This question hasn't been fully answered yet, but there are technical papers that say it is primarily a matter of tuning spring rates and damping of a normal suspension. You can also watch videos of the Lordstown pickup platform, which uses Elaphe Wheel motors on a torture test track. I am convinced that it won't be too bad.
For rough road handling, the primary effect of wheel mass is from its proportion of total vehicle mass, so hub motor mass is at least partially offset by battery mass. Each 50Lb hub motor is less than 2.3% of the 2,200Lb weight spec.
Aptera's answer*: "It is accounted for and largely offset by using other lightweight materials in those areas. But we haven't had enough testing compare against our previous driveshaft driven version. Our initial impressions; having the motor weight out on the wheels makes this very light vehicle "feel" more grounded than the previous versions. But we will have more info on this as our testing continues."
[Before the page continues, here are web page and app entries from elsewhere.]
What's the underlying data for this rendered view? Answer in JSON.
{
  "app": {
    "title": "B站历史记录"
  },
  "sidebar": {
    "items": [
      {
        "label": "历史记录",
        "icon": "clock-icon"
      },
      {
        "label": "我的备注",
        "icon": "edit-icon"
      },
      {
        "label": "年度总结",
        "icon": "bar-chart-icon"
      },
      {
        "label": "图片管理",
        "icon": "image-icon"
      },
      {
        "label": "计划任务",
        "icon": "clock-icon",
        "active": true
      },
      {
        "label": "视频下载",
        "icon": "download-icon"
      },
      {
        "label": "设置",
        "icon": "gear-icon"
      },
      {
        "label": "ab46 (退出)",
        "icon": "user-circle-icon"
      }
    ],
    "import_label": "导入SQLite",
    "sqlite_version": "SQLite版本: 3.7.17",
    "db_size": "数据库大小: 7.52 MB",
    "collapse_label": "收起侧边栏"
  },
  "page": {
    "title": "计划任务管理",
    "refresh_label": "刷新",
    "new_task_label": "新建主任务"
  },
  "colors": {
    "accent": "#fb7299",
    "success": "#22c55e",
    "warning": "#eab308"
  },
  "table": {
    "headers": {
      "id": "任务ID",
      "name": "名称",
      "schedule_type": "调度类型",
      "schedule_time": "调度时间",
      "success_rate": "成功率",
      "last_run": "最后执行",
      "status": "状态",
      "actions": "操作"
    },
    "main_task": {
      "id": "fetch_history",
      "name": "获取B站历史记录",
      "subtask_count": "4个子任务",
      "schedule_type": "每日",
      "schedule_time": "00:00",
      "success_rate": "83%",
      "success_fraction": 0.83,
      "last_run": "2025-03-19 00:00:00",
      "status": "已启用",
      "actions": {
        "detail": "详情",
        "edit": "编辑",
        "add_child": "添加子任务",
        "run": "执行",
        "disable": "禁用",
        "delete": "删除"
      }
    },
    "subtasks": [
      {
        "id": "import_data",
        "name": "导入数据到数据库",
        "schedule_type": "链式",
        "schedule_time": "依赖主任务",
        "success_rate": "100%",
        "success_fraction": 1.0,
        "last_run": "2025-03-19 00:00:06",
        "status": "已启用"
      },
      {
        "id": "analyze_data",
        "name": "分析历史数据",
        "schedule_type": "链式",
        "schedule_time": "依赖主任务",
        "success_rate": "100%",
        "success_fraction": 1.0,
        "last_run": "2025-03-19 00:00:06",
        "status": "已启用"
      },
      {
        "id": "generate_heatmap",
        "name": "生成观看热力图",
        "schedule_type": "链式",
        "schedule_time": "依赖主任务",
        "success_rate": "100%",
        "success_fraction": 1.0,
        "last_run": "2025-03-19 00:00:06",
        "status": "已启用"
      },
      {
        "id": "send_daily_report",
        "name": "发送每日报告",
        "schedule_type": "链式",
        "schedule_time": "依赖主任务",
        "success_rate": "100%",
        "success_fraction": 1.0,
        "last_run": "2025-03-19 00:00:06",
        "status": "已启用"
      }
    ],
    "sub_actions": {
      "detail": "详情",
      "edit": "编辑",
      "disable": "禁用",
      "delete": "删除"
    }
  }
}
*Cell B92 of Aptera FAQ Spreadsheet
How it feels will depend on the damper settings. I'd guess it will not feel "light" weight. If you have ever replaced 18" wheels with 20" wheels, you will feel the extra weight on rebound of the shocks. I think it may feel similar to that. Or maybe if you have driven a 3/4 ton pickup or big suv, they have heavy wheels/ tires (~80lbs) that are similar to the Aptera.
There is need for extra stiffness in the shocks to control the motion of the wheel weight, so I doubt it will feel like a typical car.
It looks like Aptera has chosen light weight wheel and tires to offset the heavy wheel motors to minimize the effect as best they can.
I have converted a 250cc motorcycle to electric 8kW hub motor.
The wheel was 11Kg heavier than the original. There are rough roads here in country NSW/ Australia but I could not detect a difference in ride comfort (the rear suspension part).
There is a white paper on this published about 10 years ago that claimed that most of the difference could be accounted for with suspension tuning of spring rates and damping.
One thing for sure is that you now have a 3 track vehicle so that going straight you have to plan for that center wheel. Rockclimbing may actually end up to be simpler esp if you install a rear wheel camera.
Good point! No rear diff clearance needed, there's a wheel there!